Prescription opioid abuse and diversion are major causes of morbidity and mortality in the United States. The buprenorphine transdermal delivery system (BTDS) is indicated for the treatment of moderate to severe chronic pain and provides a continuous dose of 5, 7.5, 10, 15, or 20 μg/h buprenorphine for 7 days. Quarterly rates of abuse and diversion of BTDS were compared with 4 comparator groups: 1) other buprenorphine products, 2) fentanyl patches, 3) extended-release (ER) opioid tablets/capsules, and 4) ER tramadol. Data were obtained from the Researched Abuse, Diversion and Addiction-Related Surveillance (RADARS) System Poison Center, Drug Diversion, Treatment Programs Combined (Opioid Treatment and Survey of Key Informants' Patients Programs), and College Survey Programs. Rates were calculated using case counts per population and mentions per prescriptions filled. Poisson regression analysis was used to compare mean rates over time across drug groups after allowing for drug group-specific dispersion parameters. Population adjusted abuse rates were low for BTDS in all of the RADARS System programs compared with the other comparator groups. Findings were similar for the prescription adjusted rates, with BTDS reported at the lowest rates in all programs. Route of abuse differed slightly for BTDS and the comparator groups depending on the program. BTDS was abused and diverted at low rates compared with the other opioid groups in 5 programs of the RADARS System using either population-based rates or prescription dispensed rates.
Perspective: Data from the RADARS System show the BTDS is abused and diverted at low rates compared with other opioid groups including other forms of buprenorphine, fentanyl patches, ER opioid formulations, and ER tramadol.

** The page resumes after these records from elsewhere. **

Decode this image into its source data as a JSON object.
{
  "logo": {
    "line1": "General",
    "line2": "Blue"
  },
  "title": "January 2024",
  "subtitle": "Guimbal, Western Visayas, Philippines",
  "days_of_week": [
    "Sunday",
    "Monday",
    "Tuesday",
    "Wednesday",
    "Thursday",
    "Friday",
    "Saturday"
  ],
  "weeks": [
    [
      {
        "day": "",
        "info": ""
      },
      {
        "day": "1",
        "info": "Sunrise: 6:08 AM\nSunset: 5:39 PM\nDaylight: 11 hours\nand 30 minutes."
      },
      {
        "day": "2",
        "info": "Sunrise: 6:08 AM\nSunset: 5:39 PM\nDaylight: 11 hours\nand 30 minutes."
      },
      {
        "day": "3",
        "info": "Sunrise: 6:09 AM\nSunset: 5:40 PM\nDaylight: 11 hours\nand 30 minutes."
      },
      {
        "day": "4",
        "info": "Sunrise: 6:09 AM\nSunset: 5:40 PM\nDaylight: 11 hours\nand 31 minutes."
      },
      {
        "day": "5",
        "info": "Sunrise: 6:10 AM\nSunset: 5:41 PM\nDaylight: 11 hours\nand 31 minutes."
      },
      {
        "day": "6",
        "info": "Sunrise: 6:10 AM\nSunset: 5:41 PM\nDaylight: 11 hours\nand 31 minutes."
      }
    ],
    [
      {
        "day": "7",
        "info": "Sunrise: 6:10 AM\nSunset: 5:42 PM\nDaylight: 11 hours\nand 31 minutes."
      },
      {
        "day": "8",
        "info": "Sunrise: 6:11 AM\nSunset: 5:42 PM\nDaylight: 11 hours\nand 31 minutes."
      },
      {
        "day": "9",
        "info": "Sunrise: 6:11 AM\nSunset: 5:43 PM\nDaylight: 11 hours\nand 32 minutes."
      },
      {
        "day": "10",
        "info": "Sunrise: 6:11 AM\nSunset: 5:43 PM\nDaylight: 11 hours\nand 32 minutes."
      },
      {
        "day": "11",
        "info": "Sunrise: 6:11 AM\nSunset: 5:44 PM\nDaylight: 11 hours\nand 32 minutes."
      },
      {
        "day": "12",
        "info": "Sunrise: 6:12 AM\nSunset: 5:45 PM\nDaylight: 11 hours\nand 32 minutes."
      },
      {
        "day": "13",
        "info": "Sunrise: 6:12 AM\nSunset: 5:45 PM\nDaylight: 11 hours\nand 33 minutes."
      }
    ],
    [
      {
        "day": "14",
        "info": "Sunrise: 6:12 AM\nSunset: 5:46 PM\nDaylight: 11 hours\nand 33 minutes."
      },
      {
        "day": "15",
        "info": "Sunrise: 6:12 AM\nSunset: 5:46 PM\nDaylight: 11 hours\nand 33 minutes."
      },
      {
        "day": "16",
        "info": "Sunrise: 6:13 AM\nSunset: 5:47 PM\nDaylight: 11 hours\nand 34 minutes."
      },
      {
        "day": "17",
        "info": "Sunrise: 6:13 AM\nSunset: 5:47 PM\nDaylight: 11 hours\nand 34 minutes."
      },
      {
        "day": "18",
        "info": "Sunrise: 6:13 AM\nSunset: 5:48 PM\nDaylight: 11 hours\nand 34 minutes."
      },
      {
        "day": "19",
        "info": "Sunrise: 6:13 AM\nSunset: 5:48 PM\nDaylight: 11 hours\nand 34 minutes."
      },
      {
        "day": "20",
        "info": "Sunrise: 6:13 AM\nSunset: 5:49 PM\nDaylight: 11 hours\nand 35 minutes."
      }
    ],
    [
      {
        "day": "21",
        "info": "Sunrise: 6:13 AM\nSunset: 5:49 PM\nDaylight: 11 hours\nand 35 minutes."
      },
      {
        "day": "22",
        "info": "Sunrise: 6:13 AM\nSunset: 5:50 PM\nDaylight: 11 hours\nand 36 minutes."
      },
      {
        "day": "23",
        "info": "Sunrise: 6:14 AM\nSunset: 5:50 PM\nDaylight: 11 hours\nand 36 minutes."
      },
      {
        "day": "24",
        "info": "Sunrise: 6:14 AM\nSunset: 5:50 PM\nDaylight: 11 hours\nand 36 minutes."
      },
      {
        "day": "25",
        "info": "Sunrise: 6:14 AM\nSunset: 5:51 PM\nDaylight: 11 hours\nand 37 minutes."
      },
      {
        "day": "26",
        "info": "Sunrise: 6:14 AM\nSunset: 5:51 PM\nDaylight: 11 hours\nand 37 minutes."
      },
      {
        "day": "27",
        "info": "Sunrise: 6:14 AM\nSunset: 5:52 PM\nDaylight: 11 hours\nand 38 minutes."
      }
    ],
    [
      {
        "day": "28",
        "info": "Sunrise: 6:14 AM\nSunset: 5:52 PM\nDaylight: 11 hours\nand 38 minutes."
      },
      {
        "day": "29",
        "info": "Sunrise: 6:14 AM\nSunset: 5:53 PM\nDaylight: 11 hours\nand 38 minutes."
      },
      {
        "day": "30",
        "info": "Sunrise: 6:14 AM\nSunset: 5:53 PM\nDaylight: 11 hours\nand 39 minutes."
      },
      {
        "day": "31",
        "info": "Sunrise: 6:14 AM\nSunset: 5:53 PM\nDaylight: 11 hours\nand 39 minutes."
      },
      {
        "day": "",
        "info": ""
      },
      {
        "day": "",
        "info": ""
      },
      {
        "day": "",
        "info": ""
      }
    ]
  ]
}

Keywords: Buprenorphine; Butrans; RADARS; opioid abuse; opioid diversion.
Copyright © 2016 American Pain Society. Published by Elsevier Inc. All rights reserved.